We all know goalies are different. By nature, they must be.
Jordan Binnington got his first job at the age of 8, when he tried out for the Vaughan Rangers of the Greater Toronto Hockey League. He took a shot in the face. Didn't flinch. The coach skated over to his dad and told him he'd made the team.
"It must have been like, 'This guy's nuts. He's going to be our goalie,' " Binnington said.
The crazy part now is that Binnington and his brethren can't face shots. The NHL season has been paused since March 12 due to concerns surrounding the coronavirus.
Binnington of the St. Louis Blues, Braden Holtby of the Washington Capitals and Matt Murray of the Pittsburgh Penguins -- the past three goalies to win the Stanley Cup -- spoke on a video call arranged by the NHL on Monday, and it was clear their position has been uniquely affected by the situation.
NHL players have been self-quarantining for more than seven weeks, unable to train at their team facilities. Except for a few exceptions in Europe, they have been unable to skate, let alone practice.
At least forwards and defensemen can try inline skates. At least they can stickhandle and shoot on dry land. Some have synthetic ice. Lots have nets and targets.
Goalies? They have the hardest time recreating the demands of their job. There is nothing quite like trying to stop a disc of vulcanized rubber rocketing through the air while you're on ice balancing on thin steel blades.
Video: Murray, Holtby, Binnington discuss NHL Pause
Holtby has been at home in the Washington area, staying busy with his two kids.
"I'm not doing much right now, to be honest," Holtby said. "In the summer, I take a few months off completely, anyways, just to try and get my mind completely away from everything. So, it's going to be tough once there's kind of a game plan."
Murray has been at his lake house north of Toronto, staying busy with his two dogs. He said one of the reasons he's there is the home has a gym.
"The same thing [as Holtby], though," Murray said. "Not doing too much. Just maybe throwing a tennis ball off the wall here or there. Just trying to keep the body in shape and making sure that my body's ready for when we start back up again."

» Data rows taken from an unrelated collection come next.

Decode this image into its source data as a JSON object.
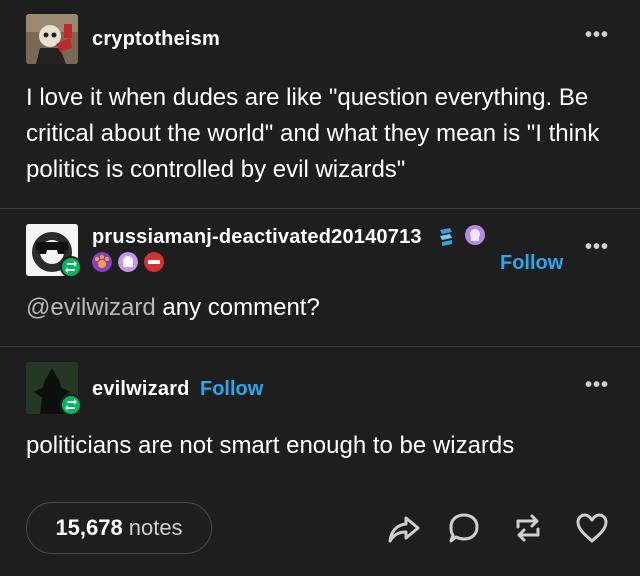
{
  "posts": [
    {
      "username": "cryptotheism",
      "body": "I love it when dudes are like \"question everything. Be critical about the world\" and what they mean is \"I think politics is controlled by evil wizards\"",
      "more": "•••"
    },
    {
      "username": "prussiamanj-deactivated20140713",
      "mention": "@evilwizard",
      "body_rest": " any comment?",
      "follow": "Follow",
      "more": "•••"
    },
    {
      "username": "evilwizard",
      "body": "politicians are not smart enough to be wizards",
      "follow": "Follow",
      "more": "•••"
    }
  ],
  "footer": {
    "notes_count": "15,678",
    "notes_label": "notes"
  },
  "colors": {
    "background": "#1e1e1e",
    "accent_follow": "#2aa7ee",
    "reblog_green": "#00b85c"
  }
}
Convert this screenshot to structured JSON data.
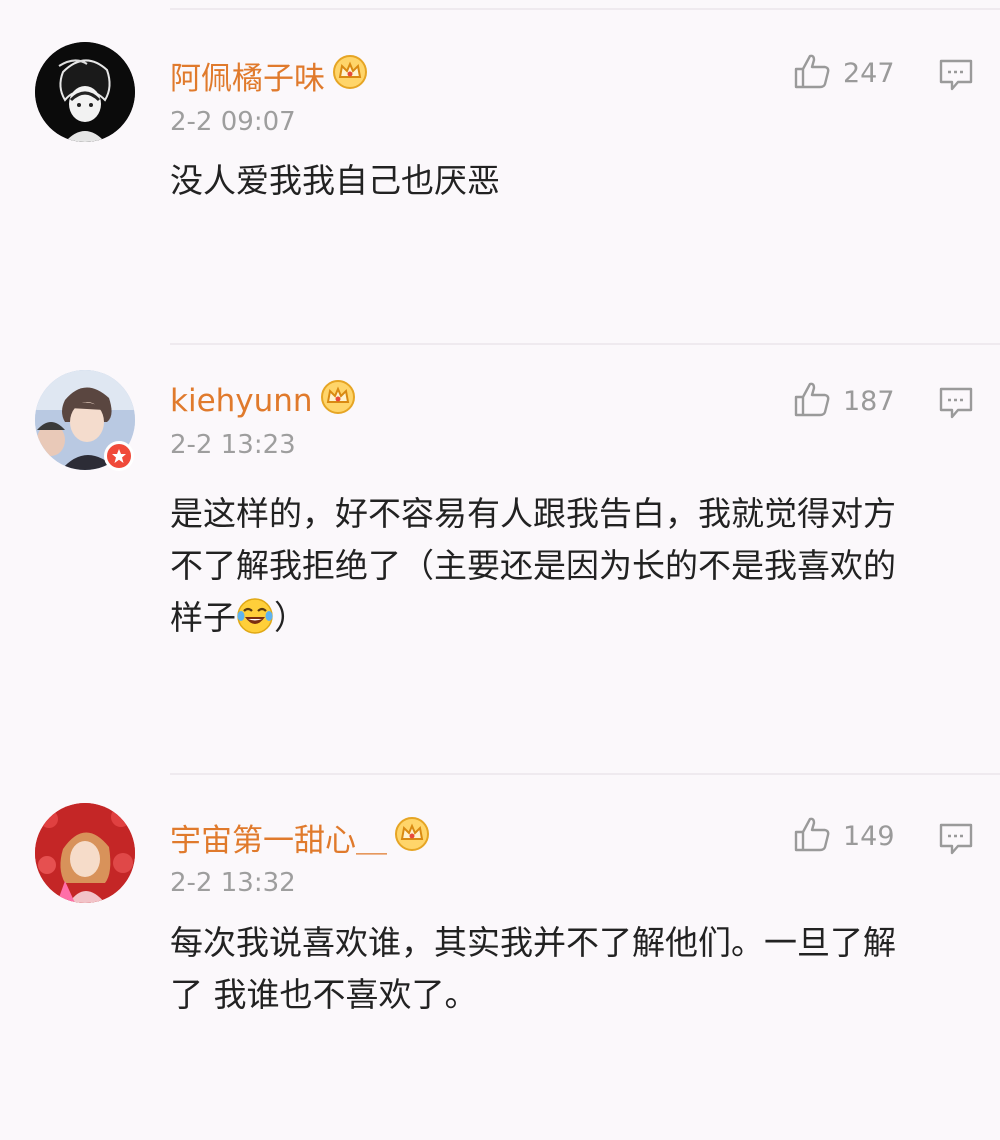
{
  "comments": [
    {
      "username": "阿佩橘子味",
      "time": "2-2 09:07",
      "likes": "247",
      "content": "没人爱我我自己也厌恶",
      "verified": false
    },
    {
      "username": "kiehyunn",
      "time": "2-2 13:23",
      "likes": "187",
      "content": "是这样的，好不容易有人跟我告白，我就觉得对方\n不了解我拒绝了（主要还是因为长的不是我喜欢的\n样子",
      "content_tail": "）",
      "emoji": "laugh-cry-emoji",
      "verified": true
    },
    {
      "username": "宇宙第一甜心＿",
      "time": "2-2 13:32",
      "likes": "149",
      "content": "每次我说喜欢谁，其实我并不了解他们。一旦了解\n了 我谁也不喜欢了。",
      "verified": false
    }
  ],
  "icons": {
    "like": "thumbs-up-icon",
    "reply": "comment-icon",
    "vip": "crown-icon"
  },
  "colors": {
    "username": "#e07a2c",
    "time": "#9e9e9e",
    "content": "#222222",
    "badge": "#f04a3a"
  }
}
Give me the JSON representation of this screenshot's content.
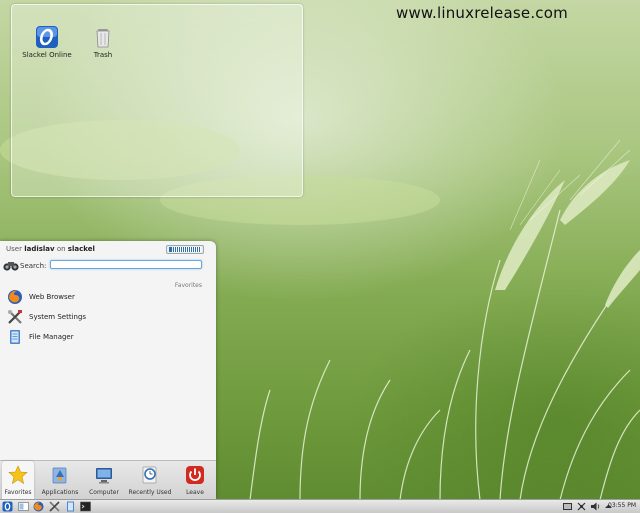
{
  "watermark": "www.linuxrelease.com",
  "desktop": {
    "icons": [
      {
        "label": "Slackel Online",
        "icon": "slackel-online-icon"
      },
      {
        "label": "Trash",
        "icon": "trash-icon"
      }
    ]
  },
  "kickoff": {
    "user_prefix": "User",
    "user_name": "ladislav",
    "on_text": "on",
    "host_name": "slackel",
    "search_label": "Search:",
    "search_value": "",
    "section_title": "Favorites",
    "favorites": [
      {
        "label": "Web Browser",
        "icon": "firefox-icon"
      },
      {
        "label": "System Settings",
        "icon": "system-settings-icon"
      },
      {
        "label": "File Manager",
        "icon": "file-manager-icon"
      }
    ],
    "tabs": [
      {
        "label": "Favorites",
        "icon": "star-icon",
        "active": true
      },
      {
        "label": "Applications",
        "icon": "applications-icon",
        "active": false
      },
      {
        "label": "Computer",
        "icon": "computer-icon",
        "active": false
      },
      {
        "label": "Recently Used",
        "icon": "recently-used-icon",
        "active": false
      },
      {
        "label": "Leave",
        "icon": "power-icon",
        "active": false
      }
    ]
  },
  "panel": {
    "clock": "03:55 PM"
  },
  "colors": {
    "accent": "#2d6db0",
    "leave_red": "#d32a1f"
  }
}
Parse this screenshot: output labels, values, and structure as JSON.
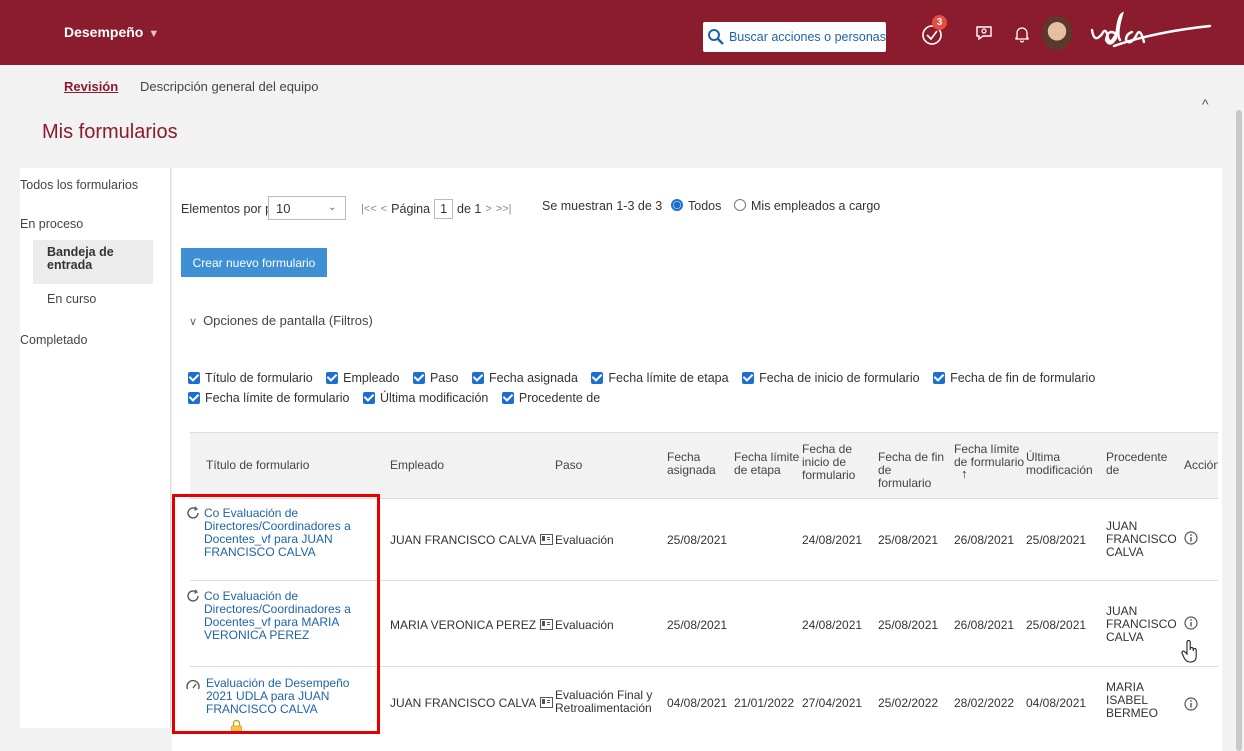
{
  "topbar": {
    "module": "Desempeño",
    "search_placeholder": "Buscar acciones o personas",
    "todo_badge": "3"
  },
  "subnav": {
    "tab_active": "Revisión",
    "tab_other": "Descripción general del equipo"
  },
  "page": {
    "title": "Mis formularios"
  },
  "leftnav": {
    "all": "Todos los formularios",
    "in_process": "En proceso",
    "inbox": "Bandeja de entrada",
    "in_course": "En curso",
    "completed": "Completado"
  },
  "toolbar": {
    "per_page_label": "Elementos por página",
    "per_page_value": "10",
    "page_label": "Página",
    "page_value": "1",
    "page_of": "de 1",
    "showing": "Se muestran 1-3 de 3",
    "radio_all": "Todos",
    "radio_reports": "Mis empleados a cargo",
    "create_button": "Crear nuevo formulario",
    "display_options": "Opciones de pantalla (Filtros)"
  },
  "filters": [
    "Título de formulario",
    "Empleado",
    "Paso",
    "Fecha asignada",
    "Fecha límite de etapa",
    "Fecha de inicio de formulario",
    "Fecha de fin de formulario",
    "Fecha límite de formulario",
    "Última modificación",
    "Procedente de"
  ],
  "table": {
    "headers": {
      "title": "Título de formulario",
      "employee": "Empleado",
      "step": "Paso",
      "assigned": "Fecha asignada",
      "stage_due": "Fecha límite de etapa",
      "start": "Fecha de inicio de formulario",
      "end": "Fecha de fin de formulario",
      "due": "Fecha límite de formulario",
      "modified": "Última modificación",
      "from": "Procedente de",
      "action": "Acción"
    },
    "rows": [
      {
        "title": "Co Evaluación de Directores/Coordinadores a Docentes_vf para JUAN FRANCISCO CALVA",
        "employee": "JUAN FRANCISCO CALVA",
        "step": "Evaluación",
        "assigned": "25/08/2021",
        "stage_due": "",
        "start": "24/08/2021",
        "end": "25/08/2021",
        "due": "26/08/2021",
        "modified": "25/08/2021",
        "from": "JUAN FRANCISCO CALVA"
      },
      {
        "title": "Co Evaluación de Directores/Coordinadores a Docentes_vf para MARIA VERONICA PEREZ",
        "employee": "MARIA VERONICA PEREZ",
        "step": "Evaluación",
        "assigned": "25/08/2021",
        "stage_due": "",
        "start": "24/08/2021",
        "end": "25/08/2021",
        "due": "26/08/2021",
        "modified": "25/08/2021",
        "from": "JUAN FRANCISCO CALVA"
      },
      {
        "title": "Evaluación de Desempeño 2021 UDLA para JUAN FRANCISCO CALVA",
        "employee": "JUAN FRANCISCO CALVA",
        "step": "Evaluación Final y Retroalimentación",
        "assigned": "04/08/2021",
        "stage_due": "21/01/2022",
        "start": "27/04/2021",
        "end": "25/02/2022",
        "due": "28/02/2022",
        "modified": "04/08/2021",
        "from": "MARIA ISABEL BERMEO"
      }
    ]
  }
}
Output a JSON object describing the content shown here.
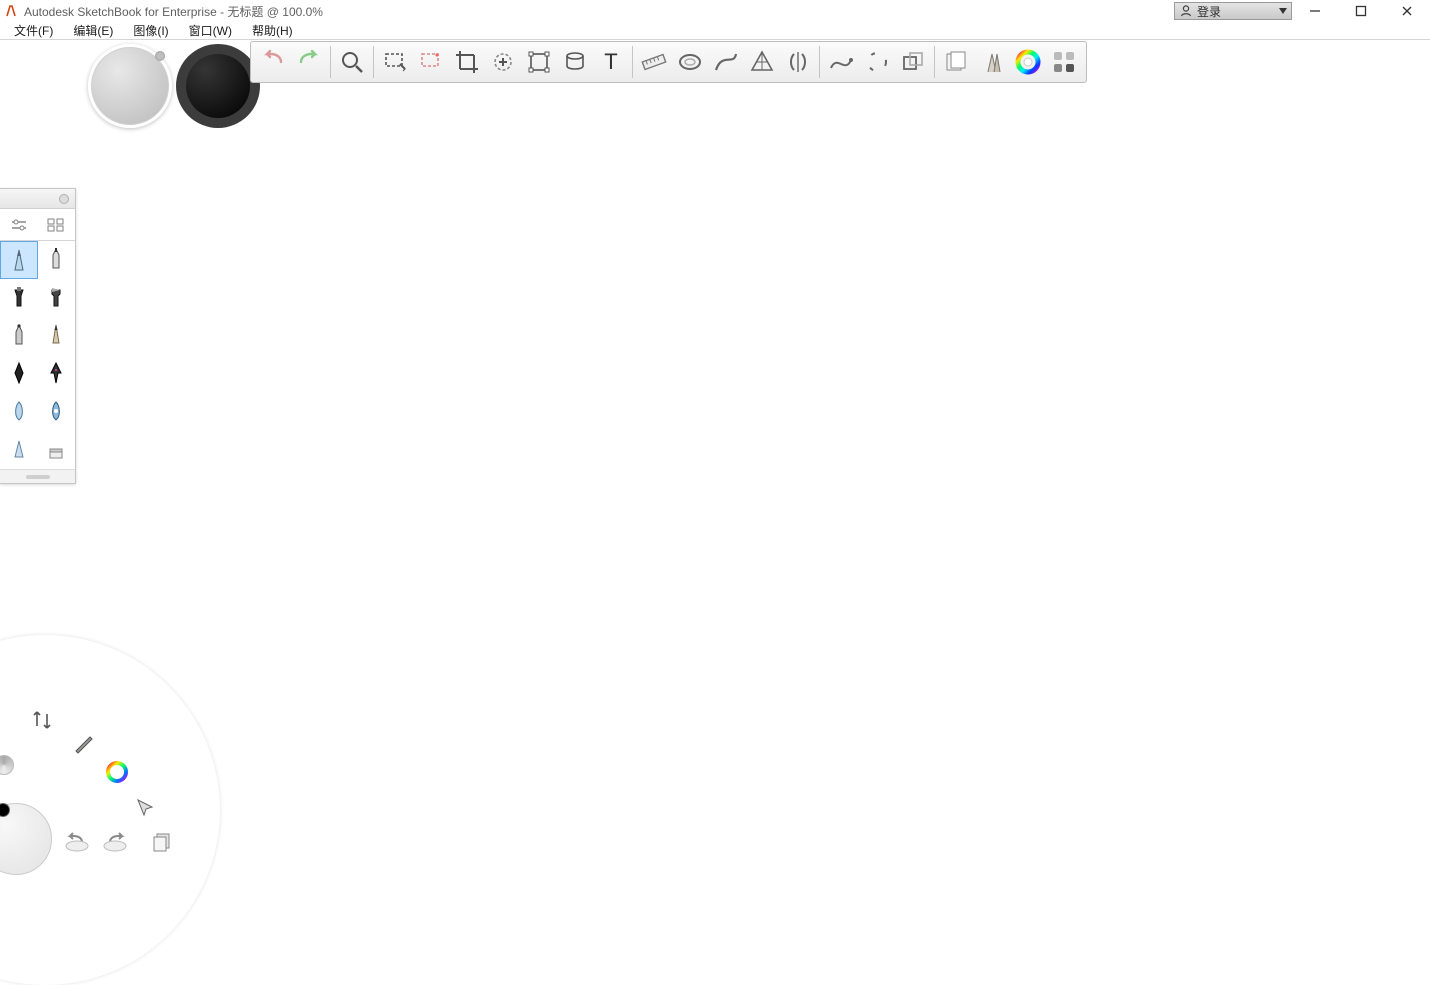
{
  "window": {
    "title": "Autodesk SketchBook for Enterprise - 无标题 @ 100.0%",
    "login_label": "登录"
  },
  "menu": {
    "file": "文件(F)",
    "edit": "编辑(E)",
    "image": "图像(I)",
    "window": "窗口(W)",
    "help": "帮助(H)"
  },
  "toolbar": {
    "tools": [
      "undo",
      "redo",
      "sep",
      "zoom",
      "sep",
      "select-rect",
      "select-magic",
      "crop",
      "add-layer",
      "transform",
      "distort",
      "text",
      "sep",
      "ruler",
      "ellipse-guide",
      "french-curve",
      "perspective",
      "symmetry",
      "sep",
      "predictive-stroke",
      "steady-stroke",
      "shape",
      "sep",
      "flipbook",
      "brushes",
      "color-wheel",
      "quad-apps"
    ]
  },
  "brush_palette": {
    "selected_index": 0,
    "brushes": [
      "pencil",
      "technical-pen",
      "marker",
      "chisel-marker",
      "ballpoint",
      "hard-pencil",
      "ink-pen",
      "nib-pen",
      "airbrush-soft",
      "airbrush-hard",
      "eraser-soft",
      "eraser-hard"
    ]
  },
  "lagoon": {
    "items": [
      "tools",
      "brush",
      "color",
      "cursor",
      "undo",
      "redo",
      "layers"
    ]
  }
}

Binnington has been at his condo in the St. Louis area, going for walks, learning the guitar.
"At first, I was working out a little bit, thinking it was going to be a short-term thing," Binnington said. "And then after you kind of realize it's going to be a little bit longer, I took some time for myself and kind of gave the mind a little break and picked it back up. I'm just doing what I can. Like they're saying, I think we're all in the same boat. You've got to get creative with what you're doing."
Imagine coming back to practice to face Capitals forward Alex Ovechkin taking his trademark shot from the left circle.
"It doesn't go where it's supposed to," Holtby said. "It's like a pitcher in baseball throws a 95-mile-an-hour knuckleball. It's just … it moves like crazy."
Now imagine coming back to a game to face Ovechkin.
"Just kind of like [Holtby] said, it's like a knuckleball, honestly," Murray said. "It's like … probably because of that huge toe curve he uses. But sometimes it, like, drops a foot or a foot and a half. Sometimes it wobbles midair. Sometimes it starts off going high glove side and dips and curves low blocker. Like, it's crazy the movement that he has on his shot and the speed behind it too."
How do you stay ready for that under these circumstances? Well, you don't. You can't.
And that's one of the reasons the NHL will take its time if and when it resumes the season.
The NHL and the NHL Players' Association created a Return to Play Committee of executives and players to discuss issues like these. NHL Commissioner Gary Bettman has said there are two safety concerns for all players: one, protecting them from the coronavirus, and two, making sure they're in game shape before they play again.
The first step toward returning to play would be for players to train in small groups at team facilities. Even then, it would be difficult for goalies to see the type of shots they need. But the next step would be a training camp of about three weeks.
"It's going to be difficult," Holtby said. "But we're all going to be in the same position, so I think everyone will just make the most of it, try and figure out a way to do the best we can."
Binnington isn't flinching. Does he look nervous?
"I think that we'll have ample time to kind of turn it back up when need be," he said.